### Course: Physics library>Unit 5

Explore the concept of mechanical advantage with simple machines like levers. Understand how input force can be multiplied to output a greater force, albeit over a shorter distance, using the law of conservation of energy. Discover the relationship between force, distance, and work, and get introduced to the concept of moments. Created by Sal Khan.

## Want to join the conversation?

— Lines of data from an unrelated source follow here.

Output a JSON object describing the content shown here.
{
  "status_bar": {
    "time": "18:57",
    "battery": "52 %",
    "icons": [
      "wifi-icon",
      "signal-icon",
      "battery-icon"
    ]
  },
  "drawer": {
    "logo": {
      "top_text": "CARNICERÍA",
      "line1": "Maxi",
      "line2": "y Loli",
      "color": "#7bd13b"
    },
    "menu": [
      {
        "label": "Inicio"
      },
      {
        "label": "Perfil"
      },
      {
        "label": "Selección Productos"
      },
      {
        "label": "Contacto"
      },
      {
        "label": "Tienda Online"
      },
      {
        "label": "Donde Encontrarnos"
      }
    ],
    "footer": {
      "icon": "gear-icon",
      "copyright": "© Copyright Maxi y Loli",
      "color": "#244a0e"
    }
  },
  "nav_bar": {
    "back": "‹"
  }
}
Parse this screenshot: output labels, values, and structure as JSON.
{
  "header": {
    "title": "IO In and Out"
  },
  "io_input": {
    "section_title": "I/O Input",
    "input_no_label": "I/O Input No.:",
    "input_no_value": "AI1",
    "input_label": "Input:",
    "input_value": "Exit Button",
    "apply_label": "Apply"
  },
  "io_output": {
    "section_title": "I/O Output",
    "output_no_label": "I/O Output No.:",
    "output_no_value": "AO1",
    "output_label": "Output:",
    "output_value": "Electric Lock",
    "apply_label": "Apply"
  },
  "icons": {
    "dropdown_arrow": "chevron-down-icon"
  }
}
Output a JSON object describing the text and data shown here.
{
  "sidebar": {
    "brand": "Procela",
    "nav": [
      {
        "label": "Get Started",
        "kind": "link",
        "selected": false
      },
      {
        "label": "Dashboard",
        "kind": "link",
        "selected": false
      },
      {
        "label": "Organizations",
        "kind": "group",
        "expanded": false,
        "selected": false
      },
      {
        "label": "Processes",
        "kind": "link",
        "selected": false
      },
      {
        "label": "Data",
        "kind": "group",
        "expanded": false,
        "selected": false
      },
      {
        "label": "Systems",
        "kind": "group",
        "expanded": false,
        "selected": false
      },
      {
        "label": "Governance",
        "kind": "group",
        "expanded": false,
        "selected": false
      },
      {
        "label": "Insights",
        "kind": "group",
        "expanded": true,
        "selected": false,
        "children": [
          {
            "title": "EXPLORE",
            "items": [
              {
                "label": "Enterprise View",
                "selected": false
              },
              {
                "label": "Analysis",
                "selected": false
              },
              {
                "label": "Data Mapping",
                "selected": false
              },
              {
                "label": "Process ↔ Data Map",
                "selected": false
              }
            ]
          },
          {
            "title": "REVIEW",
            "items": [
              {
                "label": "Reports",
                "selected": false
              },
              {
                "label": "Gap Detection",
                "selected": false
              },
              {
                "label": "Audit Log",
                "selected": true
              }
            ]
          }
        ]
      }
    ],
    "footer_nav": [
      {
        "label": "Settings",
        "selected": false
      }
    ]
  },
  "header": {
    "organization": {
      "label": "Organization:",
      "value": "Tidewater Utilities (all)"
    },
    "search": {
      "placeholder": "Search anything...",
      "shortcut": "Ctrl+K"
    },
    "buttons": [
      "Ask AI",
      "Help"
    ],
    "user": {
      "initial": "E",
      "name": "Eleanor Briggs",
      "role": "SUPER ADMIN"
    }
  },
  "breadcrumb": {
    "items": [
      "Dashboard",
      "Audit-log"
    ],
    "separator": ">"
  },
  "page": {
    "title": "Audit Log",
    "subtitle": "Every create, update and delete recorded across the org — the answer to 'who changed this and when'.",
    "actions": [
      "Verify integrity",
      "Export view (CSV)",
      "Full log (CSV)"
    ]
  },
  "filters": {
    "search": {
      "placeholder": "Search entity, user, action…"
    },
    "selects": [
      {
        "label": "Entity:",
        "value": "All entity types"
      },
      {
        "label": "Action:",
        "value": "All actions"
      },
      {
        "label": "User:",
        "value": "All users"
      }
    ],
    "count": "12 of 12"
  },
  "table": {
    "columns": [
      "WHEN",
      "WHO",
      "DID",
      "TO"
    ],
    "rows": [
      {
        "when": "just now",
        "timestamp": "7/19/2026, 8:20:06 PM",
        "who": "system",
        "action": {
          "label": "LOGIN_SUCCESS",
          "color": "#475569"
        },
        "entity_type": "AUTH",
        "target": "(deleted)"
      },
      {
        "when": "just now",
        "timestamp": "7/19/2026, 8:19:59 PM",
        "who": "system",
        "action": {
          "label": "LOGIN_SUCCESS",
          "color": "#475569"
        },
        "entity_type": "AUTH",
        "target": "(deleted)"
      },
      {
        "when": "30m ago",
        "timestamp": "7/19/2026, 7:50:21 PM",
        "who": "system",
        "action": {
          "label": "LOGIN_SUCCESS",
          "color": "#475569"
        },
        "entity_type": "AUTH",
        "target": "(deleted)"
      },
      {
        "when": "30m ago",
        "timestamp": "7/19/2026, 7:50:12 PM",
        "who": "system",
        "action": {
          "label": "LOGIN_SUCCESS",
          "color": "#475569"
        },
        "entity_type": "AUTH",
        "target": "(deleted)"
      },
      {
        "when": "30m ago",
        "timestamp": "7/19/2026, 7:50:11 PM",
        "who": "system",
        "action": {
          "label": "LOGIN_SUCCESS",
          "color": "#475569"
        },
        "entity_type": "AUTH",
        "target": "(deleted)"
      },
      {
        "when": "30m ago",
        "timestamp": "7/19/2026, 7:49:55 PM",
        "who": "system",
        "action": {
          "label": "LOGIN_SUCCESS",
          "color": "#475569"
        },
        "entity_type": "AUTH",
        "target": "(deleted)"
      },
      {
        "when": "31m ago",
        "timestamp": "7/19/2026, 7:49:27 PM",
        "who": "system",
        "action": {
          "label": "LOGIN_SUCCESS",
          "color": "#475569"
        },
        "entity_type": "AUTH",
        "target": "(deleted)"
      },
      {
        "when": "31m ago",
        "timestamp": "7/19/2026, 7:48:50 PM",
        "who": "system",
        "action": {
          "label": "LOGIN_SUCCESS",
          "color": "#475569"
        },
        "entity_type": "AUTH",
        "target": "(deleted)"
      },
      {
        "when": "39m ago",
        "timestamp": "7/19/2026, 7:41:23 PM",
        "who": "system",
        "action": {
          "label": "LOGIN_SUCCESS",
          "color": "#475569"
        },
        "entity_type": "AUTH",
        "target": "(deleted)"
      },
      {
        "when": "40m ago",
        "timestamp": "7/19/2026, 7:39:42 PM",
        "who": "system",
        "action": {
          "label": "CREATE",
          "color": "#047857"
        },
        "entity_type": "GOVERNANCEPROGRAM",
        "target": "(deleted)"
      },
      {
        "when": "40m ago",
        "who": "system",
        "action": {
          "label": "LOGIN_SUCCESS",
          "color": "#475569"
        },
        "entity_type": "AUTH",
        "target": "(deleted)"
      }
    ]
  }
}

• Isn't this a geometry mistake? I mean, when the swing moves down, its first position and the final position do not make a right triangle but rather an isosceles one. You could not use trigonometric equations there. Or am I somehow wrong?
• you are right, for larger values of the angle theta this would not work. but in this method we assume that theta is very (in fact infinitely) small. Thus the error disappears. This method is called "virtual work", idk if sal mentions it. you could do this with the correct geometry and sould get the same result for F.
• I am having a hard time explaining to a friend that mechanical advantage doesn't mean you are doing less work. Just spreading the work (energy used) over a longer distance. In your video above you do not emphasize the law of conservation of energy.
Do you have a video that emphasizes that.
• OK, I have watched the video. Say I am riding my bike (lots of mechanical advantage) from point A to point B at 10 mph. I walk the same distance at 3 mph. I should be using the same amount of energy plus the energy it takes to pedal the mass of the bike. If there is less friction with the bike I would think it would still take more energy. ?
• So, I see that at , Sal uses Newtons both as a unit of force and a unit of weight. Will this work for other units? e.g. "pounds of force" or "tonnes of force"
If so, can this theoretically be done with any weight unit?
• yes it dosent matter what unit of weight you use, as long as that wait is being applied to the whole object.
(1 vote)
• Could one say that we are determining a ratio of work equivalency?
ex. 10N*1m = 1N*10m
We arrange Forces and distances to match: Work in = Work Out
... setting up newton *meter or joule congruence..
• Guys please help I am lost. Perhaps it is sound silly, but I don't understand why the weight STARTS to move. When it is moving and the work is done it is all clear - the energy and work conservation law. But why does the lever multiply the force when the system is stationary? I mean why does the machine START to move? Sorry I don't know how to explain better...
• I believe that you're asking why and how the lever multiplies the force even when the system is stationary. It is because of the following principle of levers: for two forces F1 and F2 on opposite sides of the lever, where the distances from each force to the fulcrum of the lever are D1 and D2 respectively, the lever balances when the product of F1 and D1 is equal to the product of F2 and D2. Once the lever is balanced, it is in a stable state, and remains in such a state until it is disturbed.
(1 vote)
• so if im correct if the object is in the same place no matter of how it got there the work is the same
• Yes, at least in this video and in most other physics situations, because the force you are trying to work against is gravity, which is a conservative force. As long as the force is conservative, then the only thing that matters is the initial and final position of the object. The most important non-conservative force is friction. You can learn more about this concept by watching this KA video:
• Does Khan Academy offers some practice exercises on this topic (besides the videos)? If not, can someone tell me where to find them?
• when the 10N object goes up, how do we know it goes straight up and not going in a track that is curved to the left?
• It doesn't matter whether it goes straight up or in a curve-y track.